–How Gov. Rick Perry showered his staff with money in his final days in office, giving out more bonuses on one day in his last month than he had given in the previous four years combined
–How the staff of current Gov. Greg Abbott, while he was then state attorney general, had amassed considerable evidence against Trump University and was pushing for a $5.4 million settlement before Abbott abruptly shut it down
–How Texas Land Commissioner George P. Bush, the son of Jen Bush, skirted state hiring laws to stock his agency with campaign aides and law school classmates, along the way firing dozens of longtime nonpolitical bureaucrats and enticing them not to sue by giving them secret payouts
–How Texas Agriculture Commissioner Sid Miller used taxpayer money to fly to Mississippi to compete in a rodeo and to go to Oklahoma to get “The Jesus Shot” — an injection administered by a convicted felon who claims that it cures all pain for life.
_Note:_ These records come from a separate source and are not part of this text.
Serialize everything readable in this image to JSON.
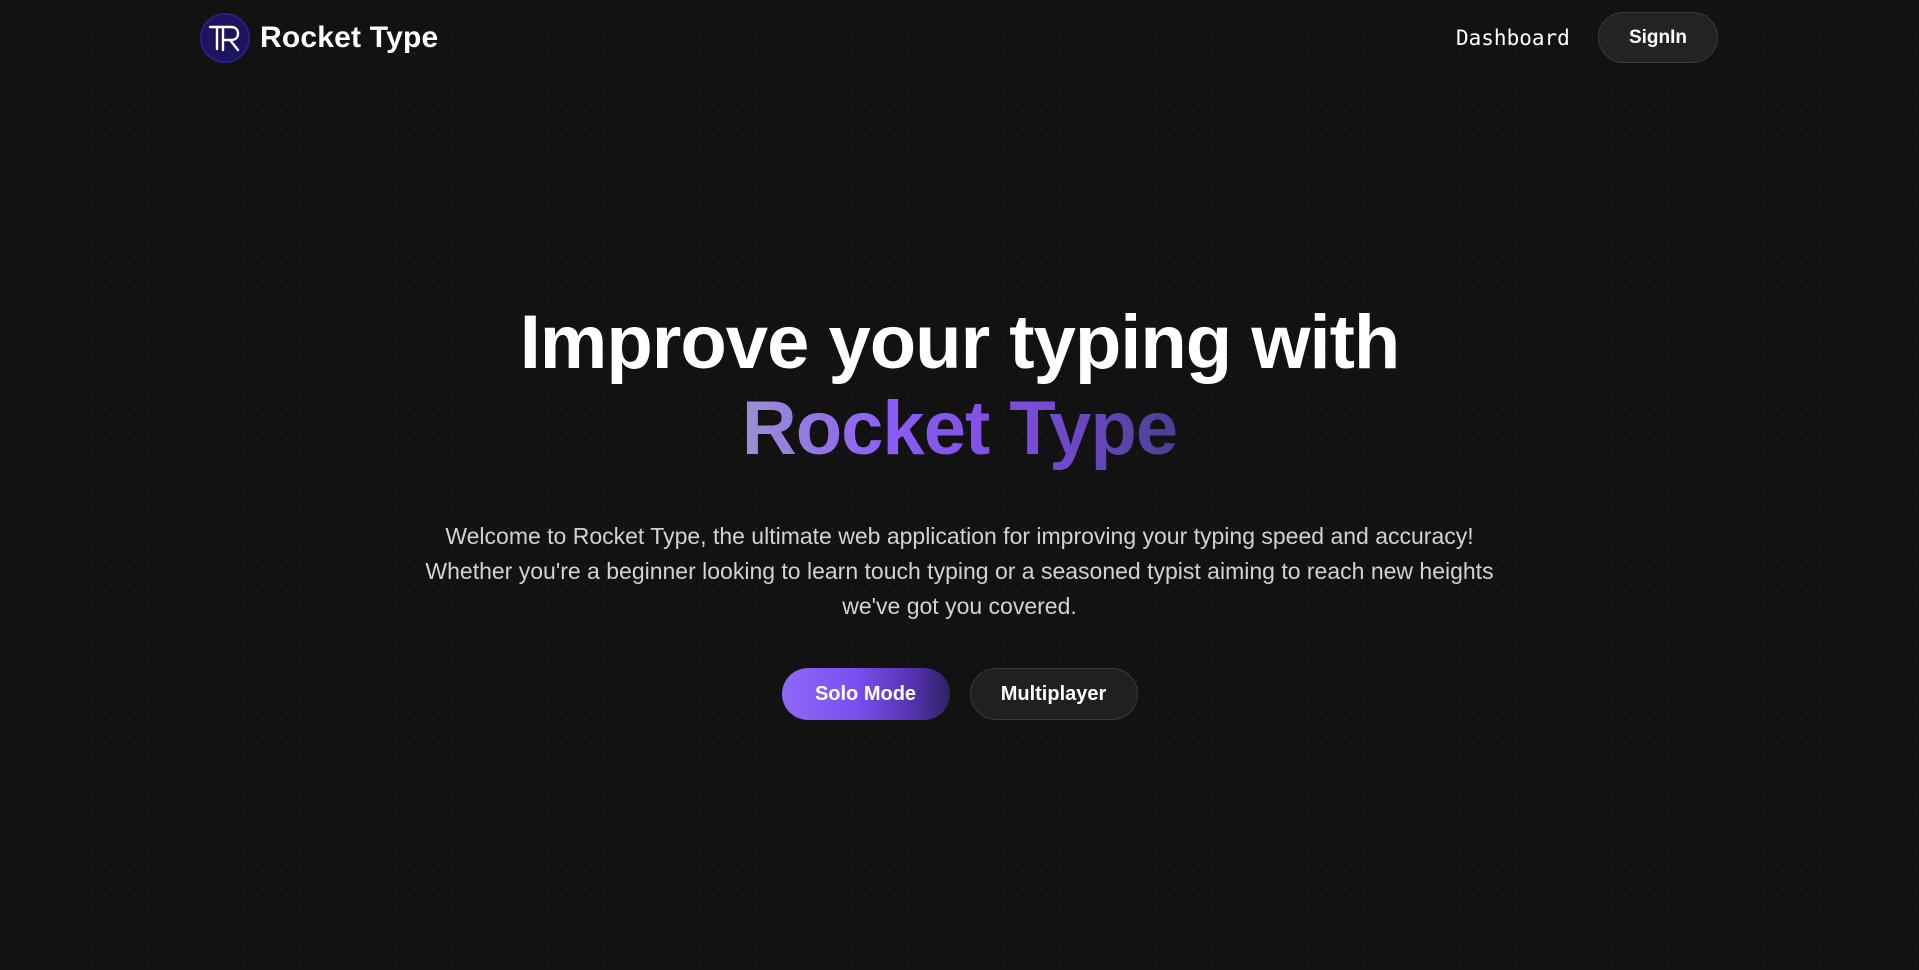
{
  "navbar": {
    "brand_name": "Rocket Type",
    "logo_letters": "TR",
    "dashboard_label": "Dashboard",
    "signin_label": "SignIn"
  },
  "hero": {
    "title_line1": "Improve your typing with",
    "title_line2": "Rocket Type",
    "description_line1": "Welcome to Rocket Type, the ultimate web application for improving your typing speed and accuracy!",
    "description_line2": "Whether you're a beginner looking to learn touch typing or a seasoned typist aiming to reach new heights",
    "description_line3": "we've got you covered.",
    "solo_button_label": "Solo Mode",
    "multiplayer_button_label": "Multiplayer"
  },
  "colors": {
    "background": "#121212",
    "accent": "#8b5cf6",
    "logo_background": "#1d1460",
    "text_primary": "#ffffff",
    "text_secondary": "#d2d2d2"
  },
  "icons": {
    "logo": "rocket-type-logo-icon"
  }
}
Miller had lied about the Oklahoma trip, telling the public he had been invited to the state for work meetings that in reality never took place.
I think Brian will like covering Albany.
But that won’t be all. We have a mayor running for re-election who until this morning was being investigated by the feds, in addition to a governor who, while also recently being investigated by the feds, seems to be positioning himself for a presidential run. Dean Chang is in charge of that coverage, and Brian will work with him and his team. I expect he’ll be the scourge of misbehaving politicians and government officials upstate, downstate, and everywhere in between.
I asked Brian to tell me a few funny things about himself. At first, he demurred. But after some prodding, he sent this:
“I do organize a weekly basketball game and I got a ping-pong table for my Austin apartment. I’m a twin (although he’s not identical). My three brothers and I all did magic growing up and we performed together at the campgrounds where we stayed on family vacations. I also sold the most popcorn of any Boy Scout in Indiana one year.”
Metro does a lot of things well: this week’s snow — er, rain — storm was just one example. Today’s scoop on the mayor not being charged was another. Every day the section crackles in print and online. But our investigative efforts have been especially successful these last few years, from the Moreland Commission to the prisons to nail salons to Murder in the 4-0. I’m not giving anything away by saying our ranks have been depleted as many of our investigators have moved on. Brian is the first step — and a big step — towards getting back into accountability journalism in a major way.
Brian arrives May 1. Please join me in welcoming him.